● ABOUT THIS EXERCISE
In the entries below, find each line with the word "paste" and pull it out.

● EXTRACTED INFORMATION
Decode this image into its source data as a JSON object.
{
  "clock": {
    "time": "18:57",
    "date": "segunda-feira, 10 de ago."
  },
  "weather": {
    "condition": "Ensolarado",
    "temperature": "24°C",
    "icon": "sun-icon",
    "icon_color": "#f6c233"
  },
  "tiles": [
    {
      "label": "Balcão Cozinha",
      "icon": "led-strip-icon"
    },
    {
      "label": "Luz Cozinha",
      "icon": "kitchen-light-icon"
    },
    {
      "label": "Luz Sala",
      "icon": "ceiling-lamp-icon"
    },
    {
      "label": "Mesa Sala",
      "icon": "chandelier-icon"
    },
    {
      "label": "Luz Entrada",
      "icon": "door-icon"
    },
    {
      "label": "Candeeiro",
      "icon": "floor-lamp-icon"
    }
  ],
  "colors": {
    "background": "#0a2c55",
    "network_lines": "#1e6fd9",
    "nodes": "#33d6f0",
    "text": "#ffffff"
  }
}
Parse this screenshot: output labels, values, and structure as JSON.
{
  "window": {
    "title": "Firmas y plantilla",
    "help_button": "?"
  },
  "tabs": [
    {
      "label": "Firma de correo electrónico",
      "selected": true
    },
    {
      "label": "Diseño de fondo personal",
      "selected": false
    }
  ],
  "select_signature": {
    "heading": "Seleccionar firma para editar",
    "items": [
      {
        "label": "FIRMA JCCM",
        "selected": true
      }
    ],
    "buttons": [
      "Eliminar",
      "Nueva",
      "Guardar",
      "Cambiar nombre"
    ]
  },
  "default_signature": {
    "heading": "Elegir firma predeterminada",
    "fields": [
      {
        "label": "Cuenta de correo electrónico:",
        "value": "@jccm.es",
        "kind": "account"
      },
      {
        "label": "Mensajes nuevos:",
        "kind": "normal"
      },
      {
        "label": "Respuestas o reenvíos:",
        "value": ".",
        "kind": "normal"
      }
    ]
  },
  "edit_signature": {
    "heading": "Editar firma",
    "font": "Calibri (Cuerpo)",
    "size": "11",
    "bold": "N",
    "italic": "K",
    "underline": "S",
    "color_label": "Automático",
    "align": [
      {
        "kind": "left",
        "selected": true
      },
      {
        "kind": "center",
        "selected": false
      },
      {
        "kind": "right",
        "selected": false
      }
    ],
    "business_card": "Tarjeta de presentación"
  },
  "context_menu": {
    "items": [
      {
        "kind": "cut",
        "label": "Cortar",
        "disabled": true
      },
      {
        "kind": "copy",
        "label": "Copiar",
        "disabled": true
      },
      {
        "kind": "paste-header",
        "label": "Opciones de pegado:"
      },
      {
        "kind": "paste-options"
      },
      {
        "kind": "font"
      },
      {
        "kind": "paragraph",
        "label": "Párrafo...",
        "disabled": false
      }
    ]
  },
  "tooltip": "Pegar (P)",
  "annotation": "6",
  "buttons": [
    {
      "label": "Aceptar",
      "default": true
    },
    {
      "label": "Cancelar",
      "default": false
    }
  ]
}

● EXERCISE RESULT
        "kind": "paste-header",
        "kind": "paste-options"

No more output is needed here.